→ **Required action**
Pull out every line with the word "value" from the entries below.
[Material for the task — start]
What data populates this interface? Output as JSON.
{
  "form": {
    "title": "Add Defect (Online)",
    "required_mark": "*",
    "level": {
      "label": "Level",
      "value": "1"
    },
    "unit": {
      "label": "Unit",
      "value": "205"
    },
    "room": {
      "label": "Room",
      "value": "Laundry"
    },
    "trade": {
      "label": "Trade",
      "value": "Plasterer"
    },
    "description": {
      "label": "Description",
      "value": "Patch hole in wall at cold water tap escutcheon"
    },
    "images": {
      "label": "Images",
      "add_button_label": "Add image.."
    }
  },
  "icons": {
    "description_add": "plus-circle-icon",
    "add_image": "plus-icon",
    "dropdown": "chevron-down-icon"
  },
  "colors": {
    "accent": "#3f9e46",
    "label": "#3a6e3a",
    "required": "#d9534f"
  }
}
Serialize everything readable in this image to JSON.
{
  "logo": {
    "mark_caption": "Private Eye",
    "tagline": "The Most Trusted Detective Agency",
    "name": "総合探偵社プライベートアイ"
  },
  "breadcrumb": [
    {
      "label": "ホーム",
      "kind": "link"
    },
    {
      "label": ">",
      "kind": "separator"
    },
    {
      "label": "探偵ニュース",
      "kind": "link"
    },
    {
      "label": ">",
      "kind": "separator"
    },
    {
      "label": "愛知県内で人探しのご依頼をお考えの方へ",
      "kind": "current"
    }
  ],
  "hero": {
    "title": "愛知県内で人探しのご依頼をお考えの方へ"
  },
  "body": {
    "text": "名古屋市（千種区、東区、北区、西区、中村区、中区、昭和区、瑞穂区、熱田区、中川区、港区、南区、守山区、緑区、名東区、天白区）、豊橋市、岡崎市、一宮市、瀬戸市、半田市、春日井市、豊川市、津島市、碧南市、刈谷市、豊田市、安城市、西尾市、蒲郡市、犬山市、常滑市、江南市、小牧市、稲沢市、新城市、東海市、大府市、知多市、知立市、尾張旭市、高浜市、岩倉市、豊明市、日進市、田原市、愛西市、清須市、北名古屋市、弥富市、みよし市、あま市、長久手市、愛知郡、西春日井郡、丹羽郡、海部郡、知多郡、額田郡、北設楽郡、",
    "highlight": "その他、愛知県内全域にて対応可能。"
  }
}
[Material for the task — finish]
→ **Solution to the problem**
      "value": "1"
      "value": "205"
      "value": "Laundry"
      "value": "Plasterer"
      "value": "Patch hole in wall at cold water tap escutcheon"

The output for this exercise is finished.